The California missions are a series of settlements established by Spanish Catholic Franciscans, to Christianize the local Native Americans, but with the added benefit of giving Spain a toehold in the frontier land.

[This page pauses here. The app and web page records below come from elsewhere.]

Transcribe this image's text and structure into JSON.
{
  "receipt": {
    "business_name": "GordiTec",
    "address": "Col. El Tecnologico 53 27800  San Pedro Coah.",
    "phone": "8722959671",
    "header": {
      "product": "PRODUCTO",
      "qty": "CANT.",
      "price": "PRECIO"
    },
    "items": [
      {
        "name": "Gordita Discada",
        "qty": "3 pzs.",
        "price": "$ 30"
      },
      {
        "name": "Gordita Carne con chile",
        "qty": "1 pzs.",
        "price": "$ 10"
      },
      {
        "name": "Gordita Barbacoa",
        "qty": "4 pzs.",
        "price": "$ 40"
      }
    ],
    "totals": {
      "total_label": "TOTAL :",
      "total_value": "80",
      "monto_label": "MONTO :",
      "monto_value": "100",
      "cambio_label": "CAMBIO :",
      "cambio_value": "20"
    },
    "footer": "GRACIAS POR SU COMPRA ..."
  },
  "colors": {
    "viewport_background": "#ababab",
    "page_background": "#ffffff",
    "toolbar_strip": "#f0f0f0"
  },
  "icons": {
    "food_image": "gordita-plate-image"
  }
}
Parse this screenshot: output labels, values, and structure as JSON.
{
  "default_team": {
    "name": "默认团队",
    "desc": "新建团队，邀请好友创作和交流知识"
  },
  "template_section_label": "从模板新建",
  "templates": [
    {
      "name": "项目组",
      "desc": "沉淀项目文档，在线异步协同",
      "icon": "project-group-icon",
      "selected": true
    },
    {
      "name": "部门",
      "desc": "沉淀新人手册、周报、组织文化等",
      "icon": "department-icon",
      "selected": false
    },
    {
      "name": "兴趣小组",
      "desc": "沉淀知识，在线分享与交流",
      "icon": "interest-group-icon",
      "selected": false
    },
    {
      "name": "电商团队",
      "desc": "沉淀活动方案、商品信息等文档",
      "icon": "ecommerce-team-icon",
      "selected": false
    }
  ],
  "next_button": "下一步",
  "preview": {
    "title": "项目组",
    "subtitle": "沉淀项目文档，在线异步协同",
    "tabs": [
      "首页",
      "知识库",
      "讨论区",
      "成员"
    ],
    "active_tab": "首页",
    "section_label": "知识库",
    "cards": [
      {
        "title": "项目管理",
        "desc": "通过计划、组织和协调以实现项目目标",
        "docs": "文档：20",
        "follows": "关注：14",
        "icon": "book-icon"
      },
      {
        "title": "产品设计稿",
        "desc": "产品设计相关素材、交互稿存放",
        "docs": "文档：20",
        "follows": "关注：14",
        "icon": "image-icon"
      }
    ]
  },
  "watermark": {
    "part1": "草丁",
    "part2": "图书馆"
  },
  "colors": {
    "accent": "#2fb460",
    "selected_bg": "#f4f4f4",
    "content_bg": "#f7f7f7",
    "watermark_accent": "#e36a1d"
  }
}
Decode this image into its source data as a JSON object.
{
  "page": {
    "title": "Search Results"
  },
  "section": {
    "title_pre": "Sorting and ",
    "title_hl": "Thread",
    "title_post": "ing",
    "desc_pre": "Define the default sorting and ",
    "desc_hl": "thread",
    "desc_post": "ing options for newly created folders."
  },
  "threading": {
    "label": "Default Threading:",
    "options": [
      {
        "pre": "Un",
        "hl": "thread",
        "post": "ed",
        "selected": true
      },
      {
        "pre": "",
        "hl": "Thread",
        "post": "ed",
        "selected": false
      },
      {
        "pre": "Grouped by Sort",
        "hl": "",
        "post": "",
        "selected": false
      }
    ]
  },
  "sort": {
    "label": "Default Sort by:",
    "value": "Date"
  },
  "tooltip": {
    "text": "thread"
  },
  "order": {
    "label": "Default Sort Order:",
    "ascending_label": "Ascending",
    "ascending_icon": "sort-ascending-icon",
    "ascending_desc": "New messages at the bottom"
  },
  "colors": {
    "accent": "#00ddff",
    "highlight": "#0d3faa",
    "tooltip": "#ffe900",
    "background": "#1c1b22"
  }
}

The missions introduced European livestock, fruits and vegetables and industry into the California region.
The 21 missions were established along California's El Camino Real (Royal Highway), much of which is now U. S. Highway 101. The mission planting was begun under the leadership of Father Junípero Serra in 1769, and concluded in 1823, although Serra had died in 1784. Father Fermín Francisco Lasuén took up Serra's work and established nine more from 1786 through 1798. Others established the last three.
In order, south to north
See also: Missionary, History of Christian Missions